━━━ Given data

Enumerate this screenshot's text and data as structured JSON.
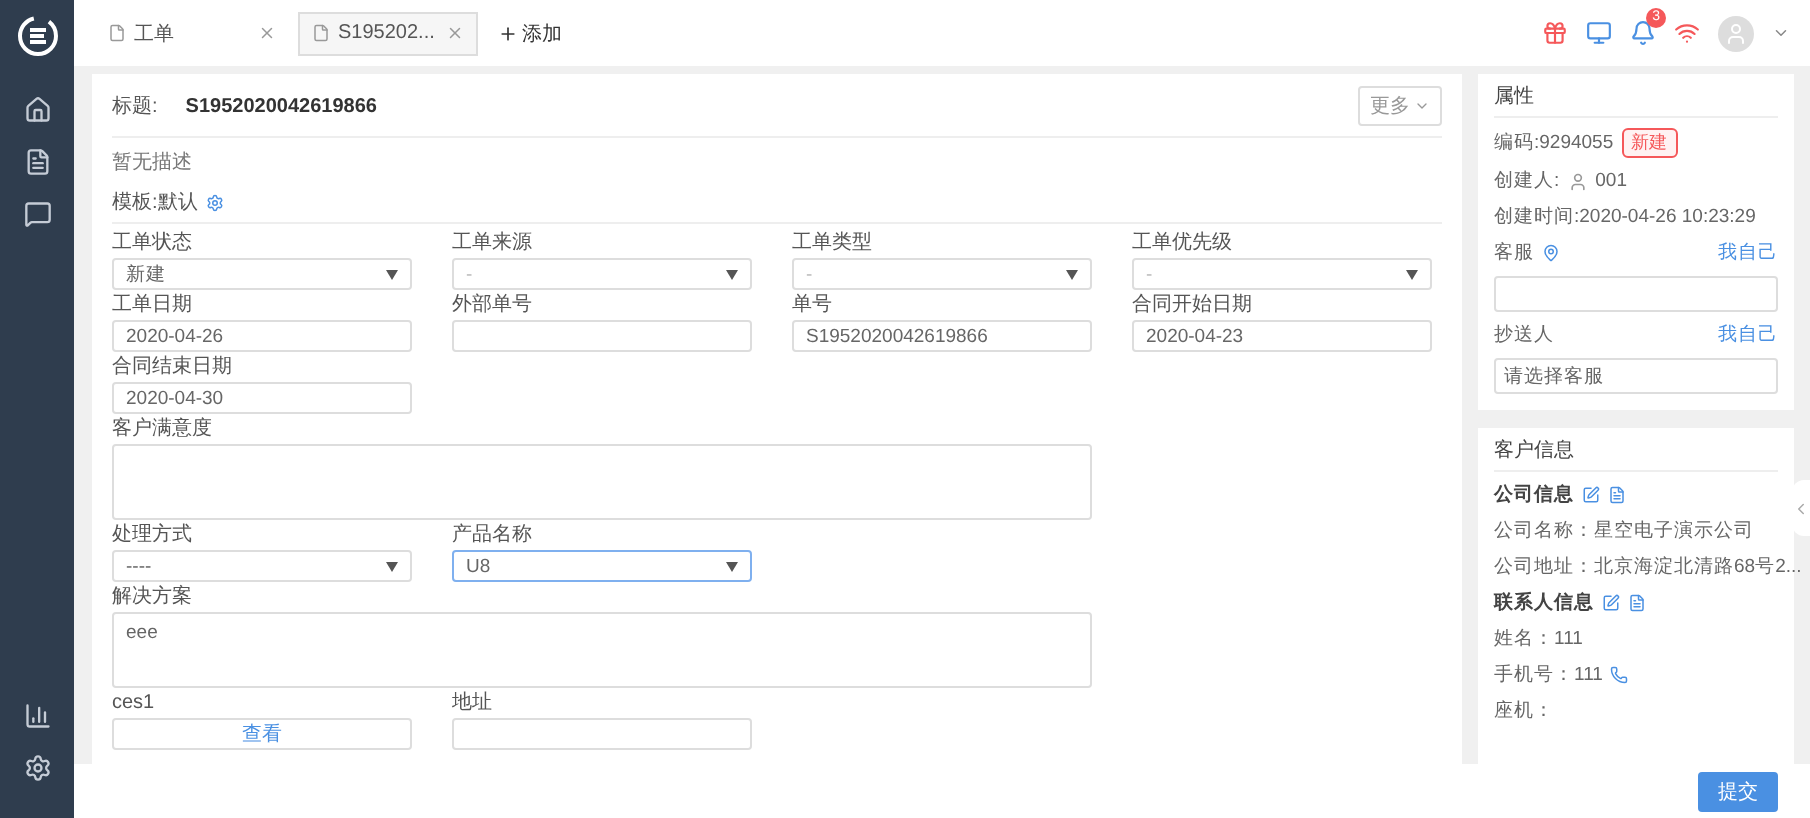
{
  "tabs": [
    {
      "label": "工单",
      "selected": false
    },
    {
      "label": "S195202...",
      "selected": true
    }
  ],
  "add_tab": "添加",
  "notifications": {
    "count": "3"
  },
  "main": {
    "title_label": "标题:",
    "title": "S1952020042619866",
    "more_button": "更多",
    "description": "暂无描述",
    "template": "模板:默认",
    "rows": [
      [
        {
          "kind": "select",
          "label": "工单状态",
          "value": "新建",
          "focused": false
        },
        {
          "kind": "select",
          "label": "工单来源",
          "placeholder": "-",
          "focused": false
        },
        {
          "kind": "select",
          "label": "工单类型",
          "placeholder": "-",
          "focused": false
        },
        {
          "kind": "select",
          "label": "工单优先级",
          "placeholder": "-",
          "focused": false
        }
      ],
      [
        {
          "kind": "input",
          "label": "工单日期",
          "value": "2020-04-26"
        },
        {
          "kind": "input",
          "label": "外部单号"
        },
        {
          "kind": "input",
          "label": "单号",
          "value": "S1952020042619866"
        },
        {
          "kind": "input",
          "label": "合同开始日期",
          "value": "2020-04-23"
        }
      ],
      [
        {
          "kind": "input",
          "label": "合同结束日期",
          "value": "2020-04-30"
        }
      ],
      [
        {
          "kind": "textarea",
          "label": "客户满意度"
        }
      ],
      [
        {
          "kind": "select",
          "label": "处理方式",
          "value": "----",
          "focused": false
        },
        {
          "kind": "select",
          "label": "产品名称",
          "value": "U8",
          "focused": true
        }
      ],
      [
        {
          "kind": "textarea",
          "label": "解决方案",
          "value": "eee"
        }
      ],
      [
        {
          "kind": "link",
          "label": "ces1",
          "value": "查看"
        },
        {
          "kind": "input",
          "label": "地址"
        }
      ]
    ]
  },
  "attributes": {
    "title": "属性",
    "code": "编码:9294055",
    "status": {
      "label": "新建",
      "color": "#f5585a"
    },
    "creator_label": "创建人:",
    "creator": "001",
    "created_time": "创建时间:2020-04-26 10:23:29",
    "service": {
      "label": "客服",
      "link": "我自己"
    },
    "cc": {
      "label": "抄送人",
      "link": "我自己",
      "placeholder": "请选择客服"
    }
  },
  "customer": {
    "title": "客户信息",
    "sections": [
      {
        "title": "公司信息",
        "lines": [
          {
            "text": "公司名称：星空电子演示公司",
            "phone": false
          },
          {
            "text": "公司地址：北京海淀北清路68号2...",
            "phone": false
          }
        ]
      },
      {
        "title": "联系人信息",
        "lines": [
          {
            "text": "姓名：111",
            "phone": false
          },
          {
            "text": "手机号：111",
            "phone": true
          },
          {
            "text": "座机：",
            "phone": false
          }
        ]
      }
    ]
  },
  "submit": "提交"
}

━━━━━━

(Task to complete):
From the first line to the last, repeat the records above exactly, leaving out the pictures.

(Answer to this problem):
Enumerate this screenshot's text and data as structured JSON.
{
  "tabs": [
    {
      "label": "工单",
      "selected": false
    },
    {
      "label": "S195202...",
      "selected": true
    }
  ],
  "add_tab": "添加",
  "notifications": {
    "count": "3"
  },
  "main": {
    "title_label": "标题:",
    "title": "S1952020042619866",
    "more_button": "更多",
    "description": "暂无描述",
    "template": "模板:默认",
    "rows": [
      [
        {
          "kind": "select",
          "label": "工单状态",
          "value": "新建",
          "focused": false
        },
        {
          "kind": "select",
          "label": "工单来源",
          "placeholder": "-",
          "focused": false
        },
        {
          "kind": "select",
          "label": "工单类型",
          "placeholder": "-",
          "focused": false
        },
        {
          "kind": "select",
          "label": "工单优先级",
          "placeholder": "-",
          "focused": false
        }
      ],
      [
        {
          "kind": "input",
          "label": "工单日期",
          "value": "2020-04-26"
        },
        {
          "kind": "input",
          "label": "外部单号"
        },
        {
          "kind": "input",
          "label": "单号",
          "value": "S1952020042619866"
        },
        {
          "kind": "input",
          "label": "合同开始日期",
          "value": "2020-04-23"
        }
      ],
      [
        {
          "kind": "input",
          "label": "合同结束日期",
          "value": "2020-04-30"
        }
      ],
      [
        {
          "kind": "textarea",
          "label": "客户满意度"
        }
      ],
      [
        {
          "kind": "select",
          "label": "处理方式",
          "value": "----",
          "focused": false
        },
        {
          "kind": "select",
          "label": "产品名称",
          "value": "U8",
          "focused": true
        }
      ],
      [
        {
          "kind": "textarea",
          "label": "解决方案",
          "value": "eee"
        }
      ],
      [
        {
          "kind": "link",
          "label": "ces1",
          "value": "查看"
        },
        {
          "kind": "input",
          "label": "地址"
        }
      ]
    ]
  },
  "attributes": {
    "title": "属性",
    "code": "编码:9294055",
    "status": {
      "label": "新建",
      "color": "#f5585a"
    },
    "creator_label": "创建人:",
    "creator": "001",
    "created_time": "创建时间:2020-04-26 10:23:29",
    "service": {
      "label": "客服",
      "link": "我自己"
    },
    "cc": {
      "label": "抄送人",
      "link": "我自己",
      "placeholder": "请选择客服"
    }
  },
  "customer": {
    "title": "客户信息",
    "sections": [
      {
        "title": "公司信息",
        "lines": [
          {
            "text": "公司名称：星空电子演示公司",
            "phone": false
          },
          {
            "text": "公司地址：北京海淀北清路68号2...",
            "phone": false
          }
        ]
      },
      {
        "title": "联系人信息",
        "lines": [
          {
            "text": "姓名：111",
            "phone": false
          },
          {
            "text": "手机号：111",
            "phone": true
          },
          {
            "text": "座机：",
            "phone": false
          }
        ]
      }
    ]
  },
  "submit": "提交"
}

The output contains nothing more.